How to Hire & Develop Better with Assessments

With thousands of assessments available from hundreds of publishers, it can be a daunting task to choose the ones that yield the best results for your organization.  Maybe you have made the decision to use pre-employment testing as a part of your hiring practices, or to use assessments to develop your employees (woohoo!).  But now, how do you decide which type of assessment to use?  On your quest to select and develop better talent, understanding different types of assessments can offer insights into which are best suited for specific job roles, levels, and overall business needs and goals.

At PAN, we tend to think that there are nine popular assessment types for selection and development: Cognitive Ability, Skills and Knowledge, Personality, Integrity, Values, Biodata, 360-degree Feedback, Structured Interviews, and Situational Judgment. Let us dive into the foundation of each type:

  • Cognitive Ability
    • Cognitive Ability tests are some of the strongest predictors of job performance. Usually they assess critical thinking abilities, such as verbal and mathematical ability.
  • Skills and Knowledge
    • Skills and Knowledge assessments are also strong predictors of job performance, and they are inherently job-related. These tests essentially measure how much job-relevant knowledge the test taker has at the time of test completion.
  • Personality
    • Personality assessments are extremely popular and are useful in assessing an individual’s motivations, preferences, interests, emotional make-up, and style of interacting with people and situations. These assessments can be either general or job-specific.
  • Integrity
    • Integrity tests assess character such that employers can screen out test takers with “red flag” characteristics (safety infractions, dishonesty, absenteeism, etc.) who may be a liability to the company.
  • Values
    • Values assessments attempt to match individuals to organizations with which they will fit well, based on personality, interests, and organizational culture preference.
  • Biodata
    • Biodata assessments inquire about past events that are telling of an individual’s personality, attitudes, experiences, interests, skills, and abilities. Overall, they rely on the assumption that certain aspects of someone’s past may be some of the best predictors of someone’s future job performance.
  • 360-degree Feedback
    • 360-degree feedback instruments rely on evaluations of an employee from two or more sources, giving a more complete view of the employee’s abilities and predicted performance. 360-degree feedback instruments are designed explicitly for developmental purposes only.
  • Structured Interviews
    • Structured Interviews employ standardized questions to ensure equal opportunity for all candidates, and reduce the possibility of bias that can often creep in during unstructured interviews. Items often include behavioral interview questions which assess a candidate’s communication skills and job-related competencies in real-life situations.
  • Situational Judgment
    • Situational Judgment tests (SJTs) present test takers with a hypothetical (but realistic) workplace scenario and several plausible actions in response to the scenario. Respondents are then prompted to either indicate which actions they would most likely endorse, or to rate the effectiveness of each action.

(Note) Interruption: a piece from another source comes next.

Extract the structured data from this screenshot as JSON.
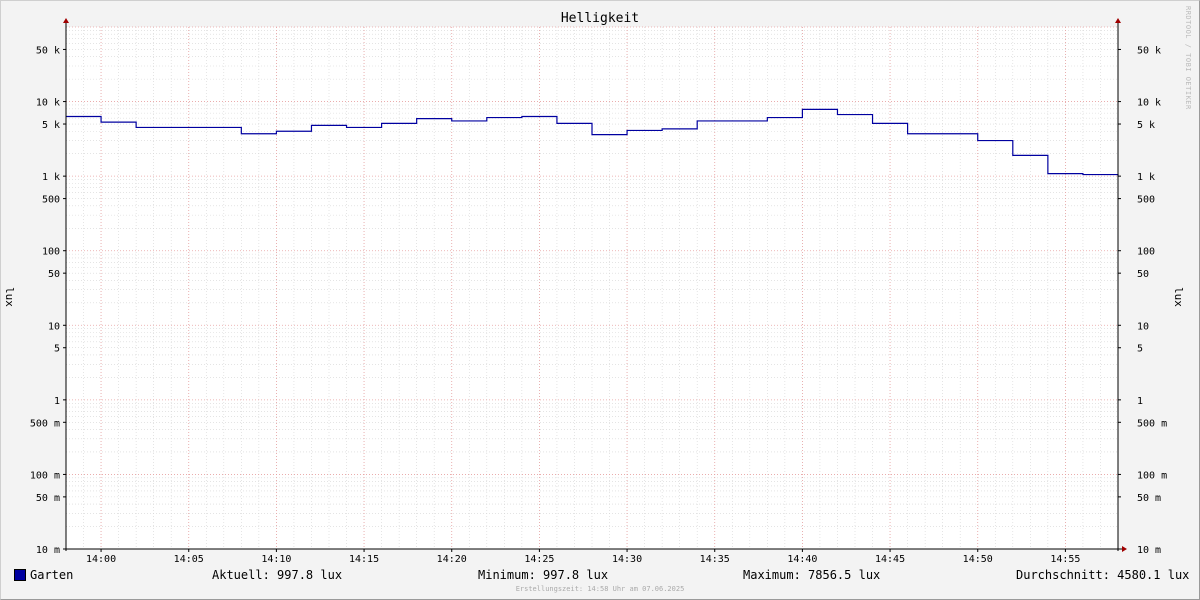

For more information on assessment types, plan on  How To Hire & Develop Better With Assessment Tools, Kelsey Stephen’s upcoming webinar on Thu, Jun 29, 2017 from 2PM – 3PM EDT.

Attendees of this free webinar will walk away knowing the following details about each assessment type:

  • A clear definition
  • The pros and cons
  • The best use cases

Photo Credit: yatharthmarketing Flickr via Compfight cc